39 days to go — July 3, 2018

39 days to go


RPE 5/6, feeling good on these runs, will continue where possible with daily runs, and add speed and hills.

40 Days to Go — July 2, 2018

40 Days to Go

Which statement is sharper in provoking our thinking?

  1. Cashless payments are increasing.
  2. By 2030, digital cash makes ATMs obsolete.

We are affected more by events (Statement 2) than by trends (Statement 1). Events give a sense of urgency, a sign of a changing reality. Trends give information about general directions (up or down), but can move fast or slow, and are not accompanied by implications.

A specific statement stirs the reader more than a generic phrase.

The point of identifying possible future events is not a binary YES or NO position.

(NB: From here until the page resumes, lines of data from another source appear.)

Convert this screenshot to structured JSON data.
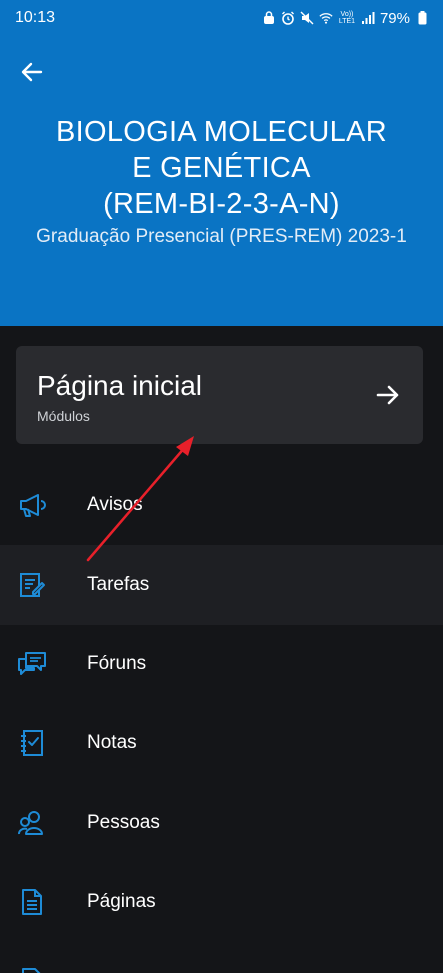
{
  "status": {
    "time": "10:13",
    "signal_label": "Vo)) LTE1",
    "battery": "79%"
  },
  "header": {
    "title_lines": [
      "BIOLOGIA MOLECULAR",
      "E GENÉTICA",
      "(REM-BI-2-3-A-N)"
    ],
    "subtitle": "Graduação Presencial (PRES-REM) 2023-1",
    "background": "#0a74c4"
  },
  "home": {
    "title": "Página inicial",
    "subtitle": "Módulos"
  },
  "menu": {
    "items": [
      {
        "label": "Avisos",
        "icon": "megaphone-icon"
      },
      {
        "label": "Tarefas",
        "icon": "assignment-icon"
      },
      {
        "label": "Fóruns",
        "icon": "forum-icon"
      },
      {
        "label": "Notas",
        "icon": "grades-icon"
      },
      {
        "label": "Pessoas",
        "icon": "people-icon"
      },
      {
        "label": "Páginas",
        "icon": "pages-icon"
      }
    ],
    "accent": "#1e8bd6"
  }
}
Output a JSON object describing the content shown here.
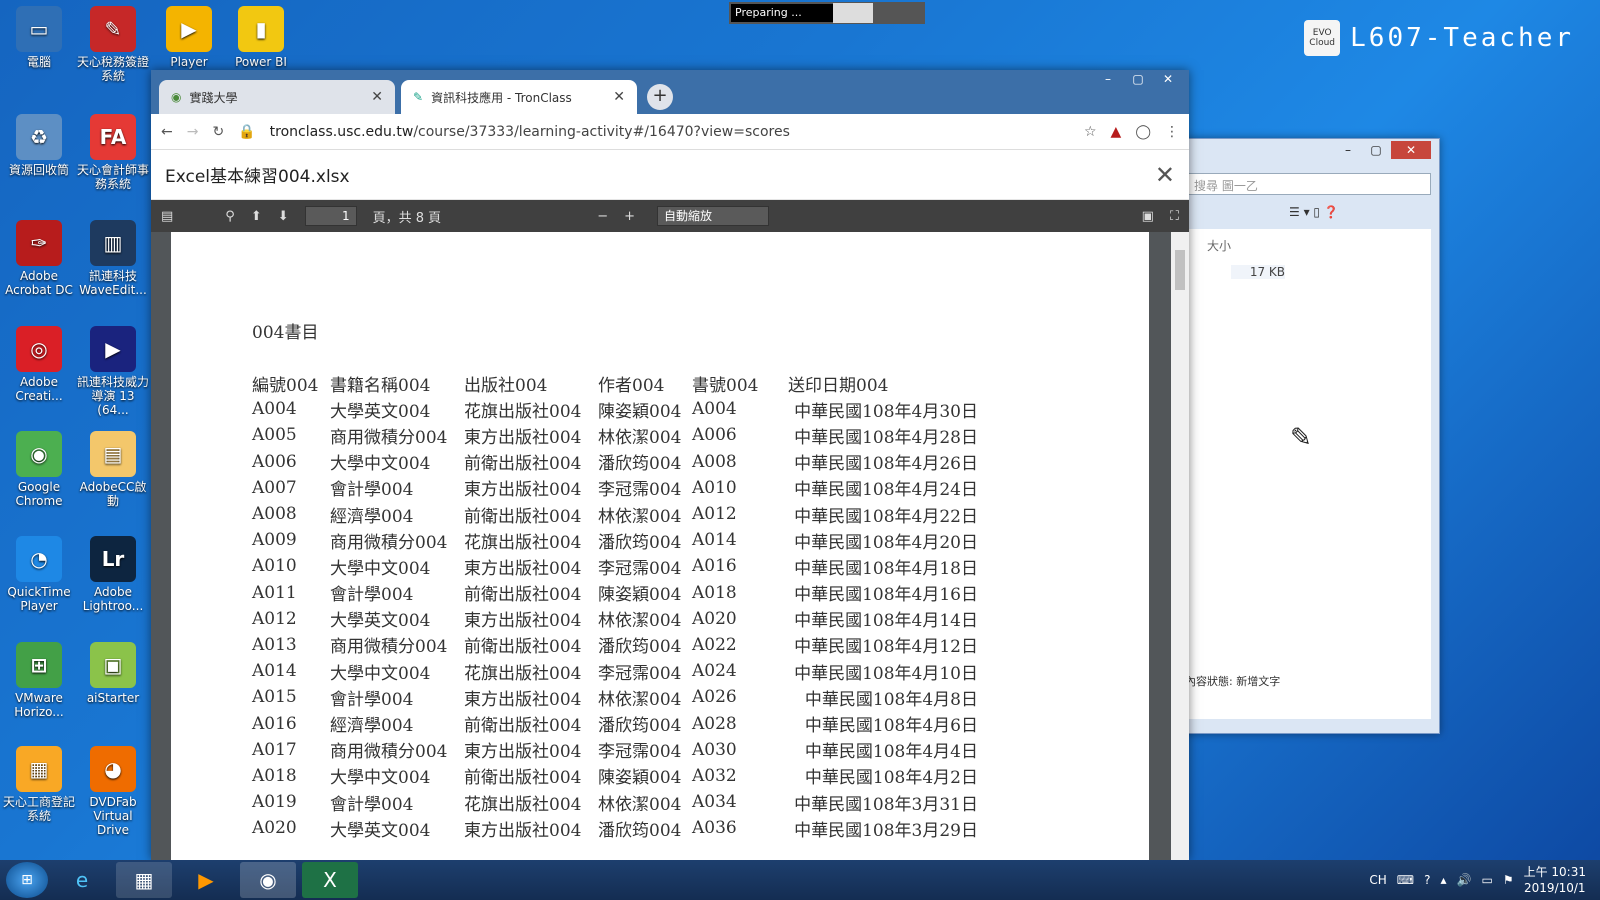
{
  "desktop": {
    "icons": [
      {
        "label": "電腦",
        "color": "#2f6fb5"
      },
      {
        "label": "天心稅務簽證系統",
        "color": "#c62828"
      },
      {
        "label": "Player",
        "color": "#f4b400"
      },
      {
        "label": "Power BI",
        "color": "#f2c811"
      },
      {
        "label": "資源回收筒",
        "color": "#5d8fc4"
      },
      {
        "label": "天心會計師事務系統",
        "color": "#e53935"
      },
      {
        "label": "Adobe Acrobat DC",
        "color": "#b71c1c"
      },
      {
        "label": "訊連科技 WaveEdit...",
        "color": "#1e3a5f"
      },
      {
        "label": "Adobe Creati...",
        "color": "#da1f26"
      },
      {
        "label": "訊連科技威力導演 13 (64...",
        "color": "#1a237e"
      },
      {
        "label": "Google Chrome",
        "color": "#4caf50"
      },
      {
        "label": "AdobeCC啟動",
        "color": "#f3c76b"
      },
      {
        "label": "QuickTime Player",
        "color": "#1e88e5"
      },
      {
        "label": "Adobe Lightroo...",
        "color": "#0d2540"
      },
      {
        "label": "VMware Horizo...",
        "color": "#43a047"
      },
      {
        "label": "aiStarter",
        "color": "#8bc34a"
      },
      {
        "label": "天心工商登記系統",
        "color": "#f9a825"
      },
      {
        "label": "DVDFab Virtual Drive",
        "color": "#ef6c00"
      }
    ],
    "icon_glyphs": [
      "▭",
      "✎",
      "▶",
      "▮",
      "♻",
      "FA",
      "✑",
      "▥",
      "◎",
      "▶",
      "◉",
      "▤",
      "◔",
      "Lr",
      "⊞",
      "▣",
      "▦",
      "◕"
    ],
    "brand_logo": "EVO Cloud",
    "brand_name": "L607-Teacher",
    "preparing": "Preparing ..."
  },
  "explorer": {
    "search_placeholder": "搜尋 圖一乙",
    "col_size": "大小",
    "file_size": "17 KB",
    "status_label": "內容狀態:",
    "status_value": "新增文字"
  },
  "browser": {
    "tabs": [
      {
        "label": "實踐大學",
        "active": false
      },
      {
        "label": "資訊科技應用 - TronClass",
        "active": true
      }
    ],
    "url_host": "tronclass.usc.edu.tw",
    "url_path": "/course/37333/learning-activity#/16470?view=scores"
  },
  "viewer": {
    "file_title": "Excel基本練習004.xlsx",
    "page_current": "1",
    "page_total_label": "頁，共 8 頁",
    "zoom": "自動縮放",
    "sheet_title": "004書目",
    "headers": [
      "編號004",
      "書籍名稱004",
      "出版社004",
      "作者004",
      "書號004",
      "送印日期004"
    ],
    "rows": [
      [
        "A004",
        "大學英文004",
        "花旗出版社004",
        "陳姿穎004",
        "A004",
        "中華民國108年4月30日"
      ],
      [
        "A005",
        "商用微積分004",
        "東方出版社004",
        "林依潔004",
        "A006",
        "中華民國108年4月28日"
      ],
      [
        "A006",
        "大學中文004",
        "前衛出版社004",
        "潘欣筠004",
        "A008",
        "中華民國108年4月26日"
      ],
      [
        "A007",
        "會計學004",
        "東方出版社004",
        "李冠霈004",
        "A010",
        "中華民國108年4月24日"
      ],
      [
        "A008",
        "經濟學004",
        "前衛出版社004",
        "林依潔004",
        "A012",
        "中華民國108年4月22日"
      ],
      [
        "A009",
        "商用微積分004",
        "花旗出版社004",
        "潘欣筠004",
        "A014",
        "中華民國108年4月20日"
      ],
      [
        "A010",
        "大學中文004",
        "東方出版社004",
        "李冠霈004",
        "A016",
        "中華民國108年4月18日"
      ],
      [
        "A011",
        "會計學004",
        "前衛出版社004",
        "陳姿穎004",
        "A018",
        "中華民國108年4月16日"
      ],
      [
        "A012",
        "大學英文004",
        "東方出版社004",
        "林依潔004",
        "A020",
        "中華民國108年4月14日"
      ],
      [
        "A013",
        "商用微積分004",
        "前衛出版社004",
        "潘欣筠004",
        "A022",
        "中華民國108年4月12日"
      ],
      [
        "A014",
        "大學中文004",
        "花旗出版社004",
        "李冠霈004",
        "A024",
        "中華民國108年4月10日"
      ],
      [
        "A015",
        "會計學004",
        "東方出版社004",
        "林依潔004",
        "A026",
        "中華民國108年4月8日"
      ],
      [
        "A016",
        "經濟學004",
        "前衛出版社004",
        "潘欣筠004",
        "A028",
        "中華民國108年4月6日"
      ],
      [
        "A017",
        "商用微積分004",
        "東方出版社004",
        "李冠霈004",
        "A030",
        "中華民國108年4月4日"
      ],
      [
        "A018",
        "大學中文004",
        "前衛出版社004",
        "陳姿穎004",
        "A032",
        "中華民國108年4月2日"
      ],
      [
        "A019",
        "會計學004",
        "花旗出版社004",
        "林依潔004",
        "A034",
        "中華民國108年3月31日"
      ],
      [
        "A020",
        "大學英文004",
        "東方出版社004",
        "潘欣筠004",
        "A036",
        "中華民國108年3月29日"
      ]
    ]
  },
  "taskbar": {
    "lang": "CH",
    "time": "上午 10:31",
    "date": "2019/10/1"
  }
}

There are good reasons to believe a FutureFact will occur, just as there are good reasons to believe that it won’t.

Whats important is entertaining the overarching idea of a possible future event, then therefore what an organisation must do to prepare for that.

How to write a good FutureFact:

  • Relevant in scope and time
  • Externally oriented; bigger than your organisation
  • Unconventional, but not absurd
  • Mind-hooking; an event not a trend


Faster pace, decent cadence.

41 days to go — July 1, 2018

41 days to go

The historian looks backwards, and forms a coherent story, connecting events of th past, but cannot spot things on the horizon. The trend hopper jumps to new, radical things, but gives no compelling story to persuade others the need to change. The visionary leader combines the best traits of the former two: an ability to spot early signals or markers of change, and an ability to craft a story that influences others to adopt change. Finally, the follower can neither spot things on the horizon nor connect the dots to tell a story.

Leaders balance stubbornness with open-mindedness. For the latter, asking these questions will help:

  • Are there other options?
  • What are we not seeing or saying?


Easy, RPE6, then RPE7 at the end. Kept cadence high, posture upright. For running in -2 deg C temperatures, I wore leggings, shorts, two shirts, beanie and gloves.

42 days to go — June 30, 2018
43 days to go — June 29, 2018

43 days to go

A high running cadence, measured by steps per minute, is essential for all running training, from sprinting to jogging.

Whether the runner maintains 4min/km or 7min/km, the feet must pound the pavement quickly, at a pace of 180-200 steps per minute.

A high cadence ensures a cardiovascular workout, whilst a low cadence raises the heart rate moderately but imparts little fitness gain.

48 days to go — June 24, 2018

48 days to go

The writer competes for the attention of the reader, who is hooked into the words or else wanders off.

Successful writing immerses the reader in heightened experience – emotional, intellectual, or both – more rewarding than the life around him or her.

”Information sticks best when it is crafted to touch the reader’s emotions.

Naked facts are frequently not enough to invite a reader’s attention to the rest of the story.

It is their context – the writing, the container of the information – that illuminates facts for the reader and gives them significant meaning.

Writers of nonfiction have the right – perhaps even the responsibility – to access the wonders of the writer’s craft to make their work interesting and enjoyable.

Stein on Writing.

50 days to go — June 21, 2018

50 days to go

“One of the most influential people that I met while at Coral Reef was a teacher, David Menasche.

He was able to easily gain the respect of the entire class just by showing us his personality. Most teachers make the entire class listen either by being a friend – showing their comedic and slack side to try to relate to us – or going to be opposite route by being extremely strict to frighten us into being well behaved. Mr Menasche was different.

He demonstrated he was to be taken seriously by, on the very first day, kicking someone out of class who disrespected him. He got his students passionate about literature by being passionate about it himself.

He paid close attention to his students, and if one of them seemed a little off, he noticed right away and pulled them aside to check on their well-being. He treated us as adults, giving us responsibilities as well as making us act like adults.”

And from To Kill a Mockingbird:

”I wanted you to see what real courage is, instead of getting the idea that courage is a man with a gun in his hand.

It’s when you know you’re licked before you begin, but you begin anyway and see it through no matter what.”